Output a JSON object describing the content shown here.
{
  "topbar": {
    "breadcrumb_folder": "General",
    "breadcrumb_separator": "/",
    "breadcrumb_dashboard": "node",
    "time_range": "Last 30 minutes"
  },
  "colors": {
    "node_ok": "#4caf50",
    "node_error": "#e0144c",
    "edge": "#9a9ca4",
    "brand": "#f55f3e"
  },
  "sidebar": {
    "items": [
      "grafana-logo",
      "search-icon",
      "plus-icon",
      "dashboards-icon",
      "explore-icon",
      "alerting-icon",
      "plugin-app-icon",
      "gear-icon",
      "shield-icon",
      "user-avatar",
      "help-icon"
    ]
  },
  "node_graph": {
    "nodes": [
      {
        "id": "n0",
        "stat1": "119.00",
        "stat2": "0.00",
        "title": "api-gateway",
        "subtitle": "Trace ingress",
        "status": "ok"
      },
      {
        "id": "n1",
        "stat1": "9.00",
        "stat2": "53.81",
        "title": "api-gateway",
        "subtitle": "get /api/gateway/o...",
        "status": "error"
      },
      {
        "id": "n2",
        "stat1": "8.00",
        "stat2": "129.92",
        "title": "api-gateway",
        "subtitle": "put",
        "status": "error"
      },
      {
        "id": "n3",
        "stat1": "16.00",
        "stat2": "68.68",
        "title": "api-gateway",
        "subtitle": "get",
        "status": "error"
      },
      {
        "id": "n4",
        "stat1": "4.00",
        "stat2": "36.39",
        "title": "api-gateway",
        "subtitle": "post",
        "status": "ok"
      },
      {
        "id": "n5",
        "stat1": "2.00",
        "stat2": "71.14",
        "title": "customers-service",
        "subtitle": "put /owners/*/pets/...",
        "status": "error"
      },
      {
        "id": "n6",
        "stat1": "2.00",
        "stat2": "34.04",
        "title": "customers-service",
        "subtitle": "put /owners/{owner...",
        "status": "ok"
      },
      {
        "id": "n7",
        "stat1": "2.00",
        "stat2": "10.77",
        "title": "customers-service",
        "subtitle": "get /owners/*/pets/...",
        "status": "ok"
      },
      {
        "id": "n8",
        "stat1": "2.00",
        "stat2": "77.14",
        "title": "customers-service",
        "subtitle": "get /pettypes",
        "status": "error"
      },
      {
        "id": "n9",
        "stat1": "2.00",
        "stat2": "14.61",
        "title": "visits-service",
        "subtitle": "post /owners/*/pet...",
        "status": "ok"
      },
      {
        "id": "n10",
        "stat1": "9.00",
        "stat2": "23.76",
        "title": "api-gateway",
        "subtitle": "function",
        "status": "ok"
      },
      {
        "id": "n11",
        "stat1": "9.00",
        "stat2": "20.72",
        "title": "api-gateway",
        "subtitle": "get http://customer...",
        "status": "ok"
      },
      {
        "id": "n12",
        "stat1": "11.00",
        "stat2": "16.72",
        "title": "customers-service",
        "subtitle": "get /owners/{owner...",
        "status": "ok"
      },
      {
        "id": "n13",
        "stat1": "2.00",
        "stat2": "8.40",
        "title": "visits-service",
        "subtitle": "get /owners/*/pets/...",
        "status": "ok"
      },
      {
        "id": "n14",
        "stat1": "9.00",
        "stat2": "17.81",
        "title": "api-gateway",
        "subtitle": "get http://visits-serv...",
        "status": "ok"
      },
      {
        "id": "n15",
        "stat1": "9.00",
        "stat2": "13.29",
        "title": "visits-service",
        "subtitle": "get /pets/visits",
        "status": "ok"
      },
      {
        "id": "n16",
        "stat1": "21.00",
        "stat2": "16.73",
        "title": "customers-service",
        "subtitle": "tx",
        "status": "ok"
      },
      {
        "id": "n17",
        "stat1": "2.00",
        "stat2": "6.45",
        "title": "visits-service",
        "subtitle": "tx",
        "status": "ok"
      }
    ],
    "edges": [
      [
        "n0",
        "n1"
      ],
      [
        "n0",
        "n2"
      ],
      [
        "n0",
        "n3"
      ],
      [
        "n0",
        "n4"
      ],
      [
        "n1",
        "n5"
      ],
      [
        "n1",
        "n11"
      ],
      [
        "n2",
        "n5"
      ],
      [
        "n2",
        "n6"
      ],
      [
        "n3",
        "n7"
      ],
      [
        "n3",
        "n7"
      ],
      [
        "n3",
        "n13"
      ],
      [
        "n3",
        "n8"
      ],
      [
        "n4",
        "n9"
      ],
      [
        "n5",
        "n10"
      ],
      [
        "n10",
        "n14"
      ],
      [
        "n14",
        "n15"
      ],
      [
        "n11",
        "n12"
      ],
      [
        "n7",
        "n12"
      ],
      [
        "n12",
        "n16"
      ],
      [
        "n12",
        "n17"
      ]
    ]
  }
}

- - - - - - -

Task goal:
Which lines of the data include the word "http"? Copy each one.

Answer section:
        "subtitle": "get http://customer...",
        "subtitle": "get http://visits-serv...",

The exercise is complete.